Keep reading

What’s a girl to do when a bunch of dudes have just told her, in front of an audience, that she’s wrong about what it’s like to be herself? I could talk to them, one by one, and tell them how it felt. I could tell the panel organizers this is why you never have just one of us up there. I could buy myself a superhero costume and devote the rest of my life to vengeance on mansplainers everywhere.

Instead, I round up some girlfriends and we spend hundreds of dollars in a hipster bar, drinking rye Manhattans and eating tapas and talking about the latest crappy, non-gender-blind things that have happened to us in meetings and on business trips and at performance review time. They toast me for taking one for the team. And when we are good and numb we Uber home, thinking Look at all we’ve earned! That bar with the twinkly lights. That miniature food. This chauffeured black car. We are tough enough to put up with being ignored and interrupted and underestimated every day and laugh it off together. We’ve made it. This is the good life. Nothing needs to change.

ok so the go-to when making jokes about country songs is dogs and trucks, but I would actually like songs about dogs and trucks

judging by the radio where I work, country music is mostly:

-my girl’s leaving me because of my poor life choices
-cringey sexual innuendo
-I work on a farm and this attracts women
-alcohol is the BEST coping mechanism
-the South is great
-(woman singer) the South kinda sucks actually
-my ex is the Devil

anonymous asked:

how is the spinster movement terf theory?

“the spinster movement” didnt exist as Ace tumblr thinks of it. It was a group of Christian women who wanted to eradicate alcohol, porn, and prostitution, by means of strategically withholding sex. They were known as the Social Purity movement, and were lionized by Sheila Jeffreys, a TERF, in one of her essays The Spinster and Her Enemies. Jeffreys termed them “the spinster movement,” and she is the only one to dub them as such. In the “historical post” which autismserenity made, they link directly to Sheila Jeffreys’ work. So yeah, “the spinster movement” is a term pulled directly from TERF discourses.

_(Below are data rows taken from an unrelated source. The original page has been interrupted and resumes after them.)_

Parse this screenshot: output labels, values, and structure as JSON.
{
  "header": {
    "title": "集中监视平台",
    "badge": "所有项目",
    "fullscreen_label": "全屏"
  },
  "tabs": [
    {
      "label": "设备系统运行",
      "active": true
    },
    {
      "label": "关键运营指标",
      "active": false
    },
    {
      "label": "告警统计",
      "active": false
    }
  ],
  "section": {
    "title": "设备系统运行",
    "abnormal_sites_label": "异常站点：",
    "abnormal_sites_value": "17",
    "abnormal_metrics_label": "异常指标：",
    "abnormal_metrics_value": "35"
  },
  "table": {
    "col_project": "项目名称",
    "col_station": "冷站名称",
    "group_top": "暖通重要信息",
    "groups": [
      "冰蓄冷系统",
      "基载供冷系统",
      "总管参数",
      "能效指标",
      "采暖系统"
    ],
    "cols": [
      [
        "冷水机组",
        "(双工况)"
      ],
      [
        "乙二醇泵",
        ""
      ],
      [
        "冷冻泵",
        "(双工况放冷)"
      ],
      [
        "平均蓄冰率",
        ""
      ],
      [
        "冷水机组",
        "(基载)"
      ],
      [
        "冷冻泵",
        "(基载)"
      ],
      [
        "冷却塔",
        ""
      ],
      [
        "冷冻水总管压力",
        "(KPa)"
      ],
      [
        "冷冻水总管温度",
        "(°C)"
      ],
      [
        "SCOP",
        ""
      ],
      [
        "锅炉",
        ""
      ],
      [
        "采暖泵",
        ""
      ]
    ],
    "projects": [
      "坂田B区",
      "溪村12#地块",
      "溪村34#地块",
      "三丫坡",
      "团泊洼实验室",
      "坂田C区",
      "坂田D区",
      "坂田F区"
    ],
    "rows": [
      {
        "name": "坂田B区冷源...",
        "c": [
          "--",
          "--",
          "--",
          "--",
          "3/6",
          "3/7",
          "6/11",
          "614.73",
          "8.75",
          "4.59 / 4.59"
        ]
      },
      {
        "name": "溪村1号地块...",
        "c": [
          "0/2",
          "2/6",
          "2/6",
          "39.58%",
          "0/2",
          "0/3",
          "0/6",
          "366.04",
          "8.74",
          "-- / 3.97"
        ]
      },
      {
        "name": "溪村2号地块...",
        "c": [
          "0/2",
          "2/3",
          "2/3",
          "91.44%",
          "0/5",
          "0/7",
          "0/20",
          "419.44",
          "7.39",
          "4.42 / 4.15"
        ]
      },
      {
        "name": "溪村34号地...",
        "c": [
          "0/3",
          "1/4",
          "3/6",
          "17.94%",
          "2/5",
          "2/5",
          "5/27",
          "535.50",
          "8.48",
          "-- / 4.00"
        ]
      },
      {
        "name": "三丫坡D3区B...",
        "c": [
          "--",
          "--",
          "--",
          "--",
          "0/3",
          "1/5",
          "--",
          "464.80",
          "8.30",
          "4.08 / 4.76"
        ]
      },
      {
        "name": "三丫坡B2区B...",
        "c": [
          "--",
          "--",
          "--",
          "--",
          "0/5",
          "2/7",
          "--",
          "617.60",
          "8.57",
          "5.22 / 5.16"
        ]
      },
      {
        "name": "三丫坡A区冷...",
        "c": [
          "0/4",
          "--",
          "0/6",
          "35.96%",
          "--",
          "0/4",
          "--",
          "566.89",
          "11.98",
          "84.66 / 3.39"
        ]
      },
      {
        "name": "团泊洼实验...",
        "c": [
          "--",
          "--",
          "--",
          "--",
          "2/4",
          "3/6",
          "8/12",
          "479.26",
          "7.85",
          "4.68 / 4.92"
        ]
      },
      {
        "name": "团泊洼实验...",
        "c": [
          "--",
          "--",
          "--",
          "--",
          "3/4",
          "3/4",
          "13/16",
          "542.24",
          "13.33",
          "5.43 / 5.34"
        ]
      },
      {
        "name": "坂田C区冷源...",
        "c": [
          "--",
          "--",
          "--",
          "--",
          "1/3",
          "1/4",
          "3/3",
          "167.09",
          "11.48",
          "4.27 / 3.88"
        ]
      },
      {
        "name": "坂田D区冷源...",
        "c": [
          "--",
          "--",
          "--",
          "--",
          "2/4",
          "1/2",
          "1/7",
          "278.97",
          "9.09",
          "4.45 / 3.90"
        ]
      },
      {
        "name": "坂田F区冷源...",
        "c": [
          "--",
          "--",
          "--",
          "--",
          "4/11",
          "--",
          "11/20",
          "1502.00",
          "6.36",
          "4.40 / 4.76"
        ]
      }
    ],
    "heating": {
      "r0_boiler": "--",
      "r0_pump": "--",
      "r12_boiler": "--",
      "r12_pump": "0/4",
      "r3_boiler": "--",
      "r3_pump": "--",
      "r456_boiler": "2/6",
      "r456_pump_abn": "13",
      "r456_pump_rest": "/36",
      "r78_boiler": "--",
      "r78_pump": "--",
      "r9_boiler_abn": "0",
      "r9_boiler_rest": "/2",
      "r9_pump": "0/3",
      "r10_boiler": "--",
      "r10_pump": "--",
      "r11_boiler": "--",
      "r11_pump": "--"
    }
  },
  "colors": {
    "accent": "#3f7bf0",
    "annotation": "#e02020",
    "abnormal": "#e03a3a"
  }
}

I was tagged by @peterquince !

Rules: Tag 10 people you want to get to know better

Countries I’ve lived in: united states

Favorite Fandoms: shakespeare, history

Languages you speak: english, spanish (limited)

Favorite film of 2015: mad max: fury road

Last article you read: one about how misogyny and affluent women’s alcohol abuse may be related in practice, if not in a study

Shuffle your song library and put the first three titles here:

Philomena- The Decemberists

Cherry Wine- Hozier

Grown Woman- Beyonce

Last person you dreamed of: ….aly raisman (DRAG ME)

Any recurring dream(s): vampires killing me, making out with kristen stewart, being naked in public

Any phobias or fears: i’m not good with heights or doctors

How would your friends describe you: independent, strong, loyal, funny

How would your enemies describe you: talkative, stubborn, unreliable

Would you take a bullet for someone: for my sister or brother, sure

If you had money to spare, what would you buy first: an apartment in prague 

I tag: @alisonbechdell, @stiefiel, @mercurygray, @maryadimitryevna, @princehalsdaddyissues, @challahfax, @adeleblaircassiedanser, @andreibolkansky, @alyssaannfrank, @aprohdites !!!

So Medium published a piece by an alcoholic in recovery talking about how women are having alcohol shoved at them to dull their reactions to violent misogyny and patriarchy (link here). And tbh while I don’t agree with all of her points or the way she presents them, I think overall it’s a pretty good article.

But the point of this post is holy shit, this is an excellent litmus test for seeing which of my friends have had exposure to addiction, specifically alcoholism, and which ones haven’t. And, tbh, which ones are addicts in denial about it.
(One responded with a long, LONG screed about how there’s no problem with drinking every single day to relieve stress, and then immediately posted a selfie with an alcoholic beverage and a snide comment directed toward the author of the Medium piece. Like…oh boy.)